  • Guts :) (It is going to be a lot to learn in a very short time)

REGISTRATION: 

Please register with your name or nickname and a short note about your background at blackhoodie at 0x1338 .at. About two weeks before the event you will be asked for a final confirmation of your participation.

Announcement from University of Applied Sciences St. Pölten

Sunday, April 5, 2015

Mourning The Last SyScan



An ode to the tiny ones *sniff*

There are a number of happenings that crashed my life since the last blog post like.. oh lets say, like an elephant crashing a porcelain store. The malware clan, calling it clan as it is multiple families, so the clan I've been following since last year’s Hack.lu turned out to be most likely nation-statey, believed to be operated by French intelligence.

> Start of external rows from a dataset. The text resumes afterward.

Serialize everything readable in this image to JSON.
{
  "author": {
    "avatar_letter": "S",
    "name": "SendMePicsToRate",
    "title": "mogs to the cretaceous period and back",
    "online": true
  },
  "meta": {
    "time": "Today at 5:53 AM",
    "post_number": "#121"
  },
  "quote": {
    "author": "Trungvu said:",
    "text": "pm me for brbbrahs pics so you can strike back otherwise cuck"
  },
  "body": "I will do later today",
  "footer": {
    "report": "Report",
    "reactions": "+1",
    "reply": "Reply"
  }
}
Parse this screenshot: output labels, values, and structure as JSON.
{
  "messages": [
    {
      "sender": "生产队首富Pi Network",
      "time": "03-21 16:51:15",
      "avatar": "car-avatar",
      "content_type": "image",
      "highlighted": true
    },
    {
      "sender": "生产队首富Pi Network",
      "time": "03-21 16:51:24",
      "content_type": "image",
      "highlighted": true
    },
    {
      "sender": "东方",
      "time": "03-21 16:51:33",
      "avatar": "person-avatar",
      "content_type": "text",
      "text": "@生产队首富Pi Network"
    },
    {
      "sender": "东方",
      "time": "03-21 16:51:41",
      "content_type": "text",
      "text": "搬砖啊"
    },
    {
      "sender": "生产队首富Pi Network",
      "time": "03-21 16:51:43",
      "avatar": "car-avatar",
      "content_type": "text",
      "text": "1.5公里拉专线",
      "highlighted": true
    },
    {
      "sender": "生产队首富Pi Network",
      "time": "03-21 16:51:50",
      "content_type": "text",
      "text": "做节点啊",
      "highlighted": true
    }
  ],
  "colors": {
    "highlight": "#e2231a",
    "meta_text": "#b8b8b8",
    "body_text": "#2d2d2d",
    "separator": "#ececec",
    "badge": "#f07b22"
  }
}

Who would have thought.

Last week I presented on the most interesting furries out of the 'Animal Farm' or Cartoon Malware as I'd rather call it. This presentation was given at SyScan'15 in Singapore, which, for me personally, is something like the mothership of all cons.

I have done a hell lot of conferences the past two years. Now how that happened is a hell lot of stories, but let me tell you, I had a hell lot of fun. Hell. 

Maybe we agree, more than anything else conferences are about the people you meet there. At a small event you get to meet everyone, at least twice, you have to, even if you try to avoid someone. Not that I ever tried that. Usually the conference is happier to have you than the other way round. I've been to big conferences, not naming any, but all of them left me kind of depressed because.. Welcome, hope you learned something, thanks for your money and take a drink on the way out. Sad. This, while most of the small ones only ever made me sad as they had to end at some point. But always with the note 'See you again next year'.

Not SyScan though, not this year. This year's SyScan was the last one, the organizers giving up concurring with an overload of security conferences flooding Singapore. This is a tragedy, for our industry is losing an event with high quality content and an almost scary density of security professionals gathering there. The magic of SyScan is a mix of having been around forever and being badass technical, not simply attracting but creating a crowd of industry rock stars. 

But being selfish as ever it feels more like a personal tragedy for me. SyScan was the very first security conference I have been to two years ago, and it were the people I met there who were the support and inspiration that kept me going ever after. So this year I happened to meet again with the wizard who sparked my interest in reverse engineering, another wizard who kicked my ass to perform my very first conference submission and with the wizard who pushed me to jump over my shadow to research shit I had never heard of before. 

So.. in case you missed it. Today I occasionally turn nation state malware inside out. The con I submitted to back then was Defcon, and guess what, they accepted; and so did lots of others I submitted to later. And if I am not mistaken I got something lying around here like an 0-.... oops I didn't say that. Imagine, how I felt wandering around the holy halls of Singapore’s Swissotel again? 

Needless to say, being accepted as a speaker for SyScan'15 left me mindblown, unable for a while to actually believe this was happening. The last SyScan was the most exciting, funny, awesome, scary and challenging conference ever. I have never been so scared of screwing up as I have been trying to not miss out on a single minute of conference. And tell you what, it was awesome. Two days of no-bullshit talks, fruitful conversations and valuable insights, meeting folks who me and many others are looking up to. I _so_ hope this is not the end of an era, and I so know I’m not the only one with that wish. 

On the way out I heard a whisper about SyScan’16 and, among us, doesn’t that sound like _so_ good?